According to an analysis of the world’s 500 biggest publicly listed firms by Nicolas Véron and Thomas Philippon of Bruegel, a think-tank, Europe gave birth to just 12 new big companies between 1950 and 2007. America produced 52 in the same period (see chart 1). Europe has only three big new listed firms founded between 1975 and 2007. Of those, two were started in Britain or Ireland, which are closer to America in their attitude to enterprise than continental Europe. Europe’s big privately held firms, too, mostly date from before 1950, often a very long time before.
...Many aspiring entrepreneurs simply leave [Europe]. There are about 50,000 Germans in Silicon Valley, and an estimated 500 start-ups in the San Francisco Bay area with French founders. One of the things they find there is a freedom to fail. If your firm goes under in France, says Dan Serfaty, the French founder of Viadeo, a fast-growing business-networking website, you don’t get a second chance.

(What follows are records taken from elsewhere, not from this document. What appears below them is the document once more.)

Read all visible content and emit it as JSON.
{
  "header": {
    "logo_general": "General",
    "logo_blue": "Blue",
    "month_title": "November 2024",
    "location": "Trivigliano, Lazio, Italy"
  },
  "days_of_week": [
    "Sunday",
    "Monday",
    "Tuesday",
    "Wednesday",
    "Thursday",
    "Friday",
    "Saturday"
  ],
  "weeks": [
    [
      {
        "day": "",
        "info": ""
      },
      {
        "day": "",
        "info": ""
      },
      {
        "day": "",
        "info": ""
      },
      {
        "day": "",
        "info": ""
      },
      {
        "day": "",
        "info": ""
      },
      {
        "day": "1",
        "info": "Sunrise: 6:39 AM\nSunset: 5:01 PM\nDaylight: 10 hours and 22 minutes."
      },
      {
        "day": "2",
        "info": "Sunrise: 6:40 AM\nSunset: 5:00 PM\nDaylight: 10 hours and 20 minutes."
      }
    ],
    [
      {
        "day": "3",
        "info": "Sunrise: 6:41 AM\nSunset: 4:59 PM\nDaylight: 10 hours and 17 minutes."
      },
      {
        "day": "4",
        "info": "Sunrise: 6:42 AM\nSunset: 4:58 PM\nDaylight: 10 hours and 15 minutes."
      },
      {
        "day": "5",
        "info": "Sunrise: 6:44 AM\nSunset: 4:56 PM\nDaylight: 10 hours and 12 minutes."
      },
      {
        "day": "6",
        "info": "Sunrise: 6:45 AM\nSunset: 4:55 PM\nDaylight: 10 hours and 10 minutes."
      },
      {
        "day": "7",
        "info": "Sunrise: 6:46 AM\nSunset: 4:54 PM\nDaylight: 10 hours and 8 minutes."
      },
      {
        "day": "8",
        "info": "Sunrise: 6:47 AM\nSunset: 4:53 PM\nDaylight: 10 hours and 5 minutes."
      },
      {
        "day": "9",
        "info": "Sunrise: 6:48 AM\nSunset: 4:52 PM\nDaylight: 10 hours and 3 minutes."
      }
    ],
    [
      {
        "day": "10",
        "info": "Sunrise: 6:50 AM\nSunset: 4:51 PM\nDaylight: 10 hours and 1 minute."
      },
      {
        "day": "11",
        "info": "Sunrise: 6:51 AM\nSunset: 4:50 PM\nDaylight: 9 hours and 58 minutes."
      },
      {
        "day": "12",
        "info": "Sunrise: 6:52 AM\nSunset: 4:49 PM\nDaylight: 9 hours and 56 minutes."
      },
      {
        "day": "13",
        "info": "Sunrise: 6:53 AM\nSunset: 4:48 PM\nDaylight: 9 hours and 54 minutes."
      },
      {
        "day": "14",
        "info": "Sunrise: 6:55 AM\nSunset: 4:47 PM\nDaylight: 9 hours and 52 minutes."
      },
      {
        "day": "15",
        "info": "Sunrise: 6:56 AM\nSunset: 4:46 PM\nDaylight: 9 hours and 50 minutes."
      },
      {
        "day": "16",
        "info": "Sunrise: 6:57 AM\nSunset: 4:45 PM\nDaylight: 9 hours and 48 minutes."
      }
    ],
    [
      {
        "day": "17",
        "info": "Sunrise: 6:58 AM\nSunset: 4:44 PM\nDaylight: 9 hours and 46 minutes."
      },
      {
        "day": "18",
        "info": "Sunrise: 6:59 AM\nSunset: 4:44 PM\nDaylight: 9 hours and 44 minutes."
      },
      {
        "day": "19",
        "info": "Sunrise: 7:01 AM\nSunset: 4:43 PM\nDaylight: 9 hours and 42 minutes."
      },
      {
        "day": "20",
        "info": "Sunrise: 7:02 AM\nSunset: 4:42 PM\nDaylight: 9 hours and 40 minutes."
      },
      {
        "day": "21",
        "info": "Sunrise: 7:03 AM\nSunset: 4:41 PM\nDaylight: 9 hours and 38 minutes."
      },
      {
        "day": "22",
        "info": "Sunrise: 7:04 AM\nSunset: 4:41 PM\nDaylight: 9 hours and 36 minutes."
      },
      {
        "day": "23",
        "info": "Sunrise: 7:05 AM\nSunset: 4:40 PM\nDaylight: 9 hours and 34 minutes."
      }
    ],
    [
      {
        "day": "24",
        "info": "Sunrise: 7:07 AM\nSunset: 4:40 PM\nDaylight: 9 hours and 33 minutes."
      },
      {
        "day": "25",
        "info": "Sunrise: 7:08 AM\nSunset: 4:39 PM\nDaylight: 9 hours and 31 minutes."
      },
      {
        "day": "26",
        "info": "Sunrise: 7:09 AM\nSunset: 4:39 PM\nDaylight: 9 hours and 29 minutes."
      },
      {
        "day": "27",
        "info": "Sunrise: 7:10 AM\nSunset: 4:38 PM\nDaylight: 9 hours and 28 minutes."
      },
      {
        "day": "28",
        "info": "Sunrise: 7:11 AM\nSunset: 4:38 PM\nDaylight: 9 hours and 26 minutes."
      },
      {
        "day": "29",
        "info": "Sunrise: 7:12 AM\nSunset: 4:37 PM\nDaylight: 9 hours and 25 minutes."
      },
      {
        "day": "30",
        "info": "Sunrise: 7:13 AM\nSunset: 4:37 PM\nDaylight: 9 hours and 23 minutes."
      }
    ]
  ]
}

...If young firms are to survive near-terminal mistakes, or fluctuating demand, they need to be able to reduce staff costs quickly and cheaply when necessary. That is far harder in many European countries than elsewhere. The complexity and cost of firing people in Europe is a big concern for American venture capital, says Georges Karam, the chief executive of Sequans Communications, a French chipmaker for smartphones which went public on the New York Stock Exchange last year. A fund in Boston recently pulled its investment in a start-up which its French founder had intended to begin in America but then had to bring back to France for family reasons.
The cost of paying out large severance packages (six months of severance pay is typical even for very recent hires) can be a huge drain for a small company. “In San Francisco and in China, a communist country, I pay one to two months,” says a beleaguered French chief executive who does not want his name attached to such a sensitive subject. Big severance packages also make it much harder for start-ups to recruit the professional managers that can take them into the big league. Experienced executives are loth to forgo such reassuring goodies by resigning.
Anil de Mello, who started Mobuzz, a Spanish online-video firm, in 2005, watched his fledgling company implode with the onset of the financial crisis. He thought bankruptcy would give him a new start. But after business creditors were dealt with, Spanish social security pursued him for five more years to extract repayment of severance money it had paid to the firm’s employees on his behalf. Mr de Mello nearly gave up being an entrepreneur entirely. Instead he started his next company—devoted to bringing down roaming tariffs for mobile-phone users—in Switzerland, where the labour laws are less of a deterrent.